Diana Castell, ecology education director for WACF, noted the foundation is all about “preserving the water quality of our lakes, in efforts to do that, the bug catch program was started to teach young people about the value of having insects in the water and how important that is to water quality.” Nancy Brown, certified Hoosier water trainer, assists in the program.
Brown provided a brief educational lesson on benthic macroinvertebrates, or critters as she calls them, “The reason we look for benthic macroinvertebrates is because they help tell us what the water quality is. Just like you can tell the quality of water by the fish you catch, you can tell the kind of water quality you have by the insects that live in the water.”
Brown shared why these critters are important to the lake’s habitat — the food chain. “They depend on these critters.” She further explained she only looks for the bugs, “that’s how we identify water quality, certain animals can only live in very high water quality, we can tell by what we find.”
The group of close to 100 walked out to the lake front to begin their bug catching using nets and buckets with see-through bottoms. Sheets with various types of critters were on hand to look at what was caught, along with water magnifying containers. A variety of critters and non-critters were scooped up by the kids including dragonfly nymphs, zebra mussels and a few other lake life.
A light breakfast was provided before the fun began.
The bug catch is part of the WACF’s Lake Talk and Eats program the first Saturday of each month from June through August. The next Lake Talk and Eats will be Saturday, Aug. 1. The topic will be: invasive/exotic species.

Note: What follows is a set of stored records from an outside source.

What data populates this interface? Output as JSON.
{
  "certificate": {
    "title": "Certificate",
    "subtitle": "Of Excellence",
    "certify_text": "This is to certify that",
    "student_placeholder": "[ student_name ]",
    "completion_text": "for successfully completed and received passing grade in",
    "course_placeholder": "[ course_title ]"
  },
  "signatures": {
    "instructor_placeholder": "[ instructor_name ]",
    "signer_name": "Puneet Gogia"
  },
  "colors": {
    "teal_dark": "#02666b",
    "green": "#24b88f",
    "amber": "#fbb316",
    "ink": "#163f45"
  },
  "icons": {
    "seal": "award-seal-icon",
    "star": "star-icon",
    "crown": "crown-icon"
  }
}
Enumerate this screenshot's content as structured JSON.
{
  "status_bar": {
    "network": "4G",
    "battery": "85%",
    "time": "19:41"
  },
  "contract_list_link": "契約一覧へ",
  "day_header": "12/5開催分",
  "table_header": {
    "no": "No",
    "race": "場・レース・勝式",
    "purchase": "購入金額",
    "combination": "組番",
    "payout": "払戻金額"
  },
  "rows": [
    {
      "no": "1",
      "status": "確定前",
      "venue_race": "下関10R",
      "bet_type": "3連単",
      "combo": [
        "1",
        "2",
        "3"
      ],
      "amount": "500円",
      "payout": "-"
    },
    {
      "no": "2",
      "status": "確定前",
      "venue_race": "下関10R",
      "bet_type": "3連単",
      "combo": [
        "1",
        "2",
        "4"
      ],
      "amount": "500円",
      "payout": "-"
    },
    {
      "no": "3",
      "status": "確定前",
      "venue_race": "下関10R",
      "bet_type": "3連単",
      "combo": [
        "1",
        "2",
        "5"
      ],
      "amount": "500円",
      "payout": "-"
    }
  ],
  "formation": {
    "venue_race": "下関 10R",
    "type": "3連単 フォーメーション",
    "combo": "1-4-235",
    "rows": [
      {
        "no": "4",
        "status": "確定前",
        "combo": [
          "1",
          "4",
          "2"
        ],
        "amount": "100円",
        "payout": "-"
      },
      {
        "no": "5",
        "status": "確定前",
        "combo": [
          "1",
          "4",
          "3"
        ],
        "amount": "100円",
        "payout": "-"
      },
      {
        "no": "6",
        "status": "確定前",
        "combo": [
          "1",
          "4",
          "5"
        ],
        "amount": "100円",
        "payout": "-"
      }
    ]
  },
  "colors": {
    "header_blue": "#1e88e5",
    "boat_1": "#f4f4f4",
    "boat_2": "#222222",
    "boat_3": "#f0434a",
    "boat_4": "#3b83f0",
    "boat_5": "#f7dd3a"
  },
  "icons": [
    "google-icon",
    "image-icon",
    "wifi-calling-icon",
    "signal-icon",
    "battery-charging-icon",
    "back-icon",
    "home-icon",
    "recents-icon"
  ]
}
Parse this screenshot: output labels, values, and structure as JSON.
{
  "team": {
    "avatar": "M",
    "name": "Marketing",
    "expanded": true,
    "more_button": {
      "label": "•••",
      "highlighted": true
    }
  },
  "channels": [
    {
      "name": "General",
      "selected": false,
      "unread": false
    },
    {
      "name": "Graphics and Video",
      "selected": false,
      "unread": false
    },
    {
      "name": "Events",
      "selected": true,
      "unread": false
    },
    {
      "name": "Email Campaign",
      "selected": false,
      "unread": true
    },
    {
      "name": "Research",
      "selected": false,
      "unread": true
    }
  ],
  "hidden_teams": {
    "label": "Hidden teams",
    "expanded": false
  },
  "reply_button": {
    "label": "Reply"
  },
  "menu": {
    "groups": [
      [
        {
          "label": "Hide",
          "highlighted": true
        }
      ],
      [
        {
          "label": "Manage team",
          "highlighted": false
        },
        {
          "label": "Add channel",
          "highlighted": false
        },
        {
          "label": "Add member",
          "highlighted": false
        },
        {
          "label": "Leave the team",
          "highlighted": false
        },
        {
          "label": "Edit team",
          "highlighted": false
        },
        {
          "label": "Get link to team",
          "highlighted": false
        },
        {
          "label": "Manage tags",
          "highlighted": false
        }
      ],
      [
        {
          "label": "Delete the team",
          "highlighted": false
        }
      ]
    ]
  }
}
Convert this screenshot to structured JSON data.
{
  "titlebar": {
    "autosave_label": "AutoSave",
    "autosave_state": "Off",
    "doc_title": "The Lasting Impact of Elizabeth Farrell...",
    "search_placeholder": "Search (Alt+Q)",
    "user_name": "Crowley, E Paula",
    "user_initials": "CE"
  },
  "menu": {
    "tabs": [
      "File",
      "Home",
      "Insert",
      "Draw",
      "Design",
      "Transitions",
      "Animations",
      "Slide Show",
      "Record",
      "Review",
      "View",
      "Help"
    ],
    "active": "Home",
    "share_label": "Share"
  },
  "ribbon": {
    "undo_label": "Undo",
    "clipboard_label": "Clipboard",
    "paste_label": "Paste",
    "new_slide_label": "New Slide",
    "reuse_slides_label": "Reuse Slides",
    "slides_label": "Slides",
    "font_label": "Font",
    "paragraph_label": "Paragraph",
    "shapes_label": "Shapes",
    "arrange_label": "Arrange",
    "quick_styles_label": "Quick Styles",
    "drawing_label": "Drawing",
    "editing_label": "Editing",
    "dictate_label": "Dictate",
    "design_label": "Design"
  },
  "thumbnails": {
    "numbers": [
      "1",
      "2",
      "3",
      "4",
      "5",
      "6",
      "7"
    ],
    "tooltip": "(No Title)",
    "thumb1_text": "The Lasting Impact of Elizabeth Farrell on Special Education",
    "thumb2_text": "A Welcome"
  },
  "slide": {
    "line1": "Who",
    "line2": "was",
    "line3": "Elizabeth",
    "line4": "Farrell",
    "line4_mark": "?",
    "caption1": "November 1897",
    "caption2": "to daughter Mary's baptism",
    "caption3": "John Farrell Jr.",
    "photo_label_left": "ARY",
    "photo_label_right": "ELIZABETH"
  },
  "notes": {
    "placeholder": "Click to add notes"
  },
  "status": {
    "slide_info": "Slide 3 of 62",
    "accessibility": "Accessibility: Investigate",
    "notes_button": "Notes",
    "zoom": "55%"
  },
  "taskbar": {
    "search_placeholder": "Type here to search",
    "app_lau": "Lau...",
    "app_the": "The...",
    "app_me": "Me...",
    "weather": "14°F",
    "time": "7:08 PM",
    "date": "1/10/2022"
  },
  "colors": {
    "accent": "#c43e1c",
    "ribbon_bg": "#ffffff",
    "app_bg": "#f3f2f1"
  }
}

The programs are 9 a.m. to 11 a.m. at the WACF Center, 11586 N. SR 13, Syracuse. Programs are free and open to the public.